The real hate crime scandal in the UK is the notion of “hate crime”, by Brendan O’Neil.
Beyond the post-Brexit hysteria, it’s incredible how subjective the idea of ‘hate crime’ has become. … The police’s ‘Hate Crime Operational Guidance’ now stresses that the victim’s perception is the deciding factor in whether something is measured as a hate crime. No evidence is required … just a feeling. The police are discouraged from asking for evidence. … [I]f a hate-crime victim feels indifference from the police, this ‘victimises them a second time’ and ‘whether or not it is reasonable for them to perceive it that way is immaterial’. Truth, then, is ‘immaterial’.
If any gay man is shouted at in the street, by anyone, about anything, with no mention of sexuality, that can be recorded as an anti-gay hate crime. … Burglaries and robberies are often recorded as hate crimes. According to the Home Office, of all the hate incidents in the Crime Survey for England and Wales, 8 per cent are burglaries. And 1 per cent is bicycle theft. A racially motivated bike theft? You might think stealing is just about stealing, but if the victim thinks his stuff was nicked because he’s foreign, gay or trans, then it is recorded as hate crime. …
Why is this so?
Why are our authorities so willing to push this deceptive agenda? Why is our country determined to see itself as bigoted? It’s because creating a panic about hate crime gives officials and others a sense of purpose and history.
But the squalid search for, and exaggeration of, hatred is dangerous and, to use a word so popular on social media, divisive. It is a slur on the white working classes to claim that what they think and say — on immigration, Europe, life in general — is racist. Such a perception convinces minorities that they should live in fear. It spreads anxiety and silences discussion.

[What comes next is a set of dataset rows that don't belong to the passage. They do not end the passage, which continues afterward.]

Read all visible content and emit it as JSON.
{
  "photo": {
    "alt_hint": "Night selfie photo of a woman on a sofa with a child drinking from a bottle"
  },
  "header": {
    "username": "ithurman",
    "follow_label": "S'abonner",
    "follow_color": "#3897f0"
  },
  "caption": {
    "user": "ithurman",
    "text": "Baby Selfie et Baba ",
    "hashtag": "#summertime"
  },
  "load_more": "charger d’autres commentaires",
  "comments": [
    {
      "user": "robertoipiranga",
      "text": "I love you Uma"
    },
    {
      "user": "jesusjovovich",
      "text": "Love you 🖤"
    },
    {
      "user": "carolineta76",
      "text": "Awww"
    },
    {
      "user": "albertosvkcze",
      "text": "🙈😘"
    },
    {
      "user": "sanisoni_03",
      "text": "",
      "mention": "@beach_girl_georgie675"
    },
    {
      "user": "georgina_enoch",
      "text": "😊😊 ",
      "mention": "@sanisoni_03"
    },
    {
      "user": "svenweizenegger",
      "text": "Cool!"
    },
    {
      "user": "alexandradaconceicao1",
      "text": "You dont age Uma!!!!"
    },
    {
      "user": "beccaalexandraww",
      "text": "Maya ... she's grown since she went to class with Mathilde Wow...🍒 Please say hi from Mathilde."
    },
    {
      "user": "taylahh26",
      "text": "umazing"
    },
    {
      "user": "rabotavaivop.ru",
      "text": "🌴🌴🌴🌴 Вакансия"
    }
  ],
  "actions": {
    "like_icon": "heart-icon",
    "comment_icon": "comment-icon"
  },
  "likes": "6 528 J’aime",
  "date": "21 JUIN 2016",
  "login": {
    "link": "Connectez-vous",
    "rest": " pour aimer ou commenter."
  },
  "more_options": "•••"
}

It rips Britain apart.
According to one leftie online magazine, Britain now evokes ‘nightmares of 1930s Germany’. But this doesn’t square with the reality of our country today, and you shouldn’t believe it. The hate-crime epidemic is a self-sustaining myth — a libel against the nation.
hat-tip Stephen Neil